Since the 7th century, the final days of Advent before Christmas Eve have been marked by a set of seven prayers called The “O” Antiphons or the “Great O’s.” Each prayer opens by addressing God with “O” and then a biblical name. Each ends with a longing and hopeful call for Him to come. Possibly around the 12th century these sung prayers were adapted into lyrical form, which were translated first into English by John Mason Neale in 1851 and became the popular Advent hymn, “O Come O Come Emmanuel.”

Originally sung in Latin, English Translations of the O Antiphons are as follows:

O Sapientia (O wisdom) – December 17
O Wisdom, coming forth from the mouth of the Most High, reaching from one end to the other, mightily and sweetly ordering all things: Come and teach us the way of prudence.

O Adonai (O Lord) – December 18
O Adonai, and leader of the House of Israel, who appeared to Moses in the fire of the burning bush and gave him the law on Sinai: Come and redeem us with an outstretched arm.

O Radix Jesse (O Root of Jesse) – December 19
O Root of Jesse, standing as a sign among the peoples; before you kings will shut their mouths, to you the nations will make their prayer: Come and deliver us, and delay no longer.
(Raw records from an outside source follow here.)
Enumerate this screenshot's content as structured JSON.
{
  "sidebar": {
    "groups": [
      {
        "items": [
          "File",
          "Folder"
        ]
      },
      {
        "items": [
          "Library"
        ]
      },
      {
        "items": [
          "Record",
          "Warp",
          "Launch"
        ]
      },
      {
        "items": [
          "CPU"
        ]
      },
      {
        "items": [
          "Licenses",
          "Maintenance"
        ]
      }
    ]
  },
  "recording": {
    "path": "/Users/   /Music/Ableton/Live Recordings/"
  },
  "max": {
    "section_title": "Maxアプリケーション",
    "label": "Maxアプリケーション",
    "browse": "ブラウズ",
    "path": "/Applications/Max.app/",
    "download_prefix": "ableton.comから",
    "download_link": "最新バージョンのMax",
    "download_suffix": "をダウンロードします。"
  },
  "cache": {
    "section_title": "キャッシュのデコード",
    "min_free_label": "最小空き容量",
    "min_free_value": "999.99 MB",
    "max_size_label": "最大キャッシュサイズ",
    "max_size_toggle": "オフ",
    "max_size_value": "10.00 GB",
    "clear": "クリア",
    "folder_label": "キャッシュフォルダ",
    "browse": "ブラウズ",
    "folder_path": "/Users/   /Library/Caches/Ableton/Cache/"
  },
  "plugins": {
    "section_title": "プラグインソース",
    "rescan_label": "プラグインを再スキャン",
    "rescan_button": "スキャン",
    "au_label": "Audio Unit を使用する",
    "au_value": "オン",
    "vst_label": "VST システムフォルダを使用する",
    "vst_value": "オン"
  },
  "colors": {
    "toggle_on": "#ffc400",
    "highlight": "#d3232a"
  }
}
O Clavis David (O Key of David) – December 20
O Key of David and sceptre of the House of Israel; you open and no one can shut; you shut and no one can open: Come and lead the prisoners from the prison house, those who dwell in darkness and the shadow of death.

O Oriens (O Rising Sun) – December 21
O Morning Star, splendour of light eternal and sun of righteousness: Come and enlighten those who dwell in darkness and the shadow of death.

O Rex Gentium (O King of the Nations) – December 22
O King of the nations, and their desire, the cornerstone making both one: Come and save the human race, which you fashioned from clay.

O Emmanuel (O God Who is With Us) – December 23
O Emmanuel, our king and our lawgiver, the hope of the nations and their Saviour: Come and save us, O Lord our God.